(Dataset records)
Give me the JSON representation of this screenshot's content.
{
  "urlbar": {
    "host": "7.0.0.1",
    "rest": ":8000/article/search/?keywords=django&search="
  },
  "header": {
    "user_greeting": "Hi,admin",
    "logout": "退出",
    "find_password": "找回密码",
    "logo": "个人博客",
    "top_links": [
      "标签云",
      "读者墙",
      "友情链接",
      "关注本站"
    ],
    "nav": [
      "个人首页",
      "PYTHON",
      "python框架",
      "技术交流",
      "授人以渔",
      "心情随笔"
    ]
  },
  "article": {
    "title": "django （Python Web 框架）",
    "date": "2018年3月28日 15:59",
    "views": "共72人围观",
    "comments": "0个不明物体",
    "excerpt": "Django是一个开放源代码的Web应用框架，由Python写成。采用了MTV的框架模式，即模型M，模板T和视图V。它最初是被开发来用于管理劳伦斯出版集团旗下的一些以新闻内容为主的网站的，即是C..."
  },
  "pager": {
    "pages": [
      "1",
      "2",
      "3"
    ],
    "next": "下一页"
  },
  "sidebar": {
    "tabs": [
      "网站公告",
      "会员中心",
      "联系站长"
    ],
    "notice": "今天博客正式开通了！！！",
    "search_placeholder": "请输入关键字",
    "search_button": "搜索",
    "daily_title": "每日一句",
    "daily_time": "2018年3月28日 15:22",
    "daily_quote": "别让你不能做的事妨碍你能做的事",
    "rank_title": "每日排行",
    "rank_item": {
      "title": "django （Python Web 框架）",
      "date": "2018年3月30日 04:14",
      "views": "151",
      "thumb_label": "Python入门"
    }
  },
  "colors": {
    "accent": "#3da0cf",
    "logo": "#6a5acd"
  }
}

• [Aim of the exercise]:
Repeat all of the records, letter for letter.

• [Solution for this task]:
Give me the JSON representation of this screenshot's content.
{
  "urlbar": {
    "host": "7.0.0.1",
    "rest": ":8000/article/search/?keywords=django&search="
  },
  "header": {
    "user_greeting": "Hi,admin",
    "logout": "退出",
    "find_password": "找回密码",
    "logo": "个人博客",
    "top_links": [
      "标签云",
      "读者墙",
      "友情链接",
      "关注本站"
    ],
    "nav": [
      "个人首页",
      "PYTHON",
      "python框架",
      "技术交流",
      "授人以渔",
      "心情随笔"
    ]
  },
  "article": {
    "title": "django （Python Web 框架）",
    "date": "2018年3月28日 15:59",
    "views": "共72人围观",
    "comments": "0个不明物体",
    "excerpt": "Django是一个开放源代码的Web应用框架，由Python写成。采用了MTV的框架模式，即模型M，模板T和视图V。它最初是被开发来用于管理劳伦斯出版集团旗下的一些以新闻内容为主的网站的，即是C..."
  },
  "pager": {
    "pages": [
      "1",
      "2",
      "3"
    ],
    "next": "下一页"
  },
  "sidebar": {
    "tabs": [
      "网站公告",
      "会员中心",
      "联系站长"
    ],
    "notice": "今天博客正式开通了！！！",
    "search_placeholder": "请输入关键字",
    "search_button": "搜索",
    "daily_title": "每日一句",
    "daily_time": "2018年3月28日 15:22",
    "daily_quote": "别让你不能做的事妨碍你能做的事",
    "rank_title": "每日排行",
    "rank_item": {
      "title": "django （Python Web 框架）",
      "date": "2018年3月30日 04:14",
      "views": "151",
      "thumb_label": "Python入门"
    }
  },
  "colors": {
    "accent": "#3da0cf",
    "logo": "#6a5acd"
  }
}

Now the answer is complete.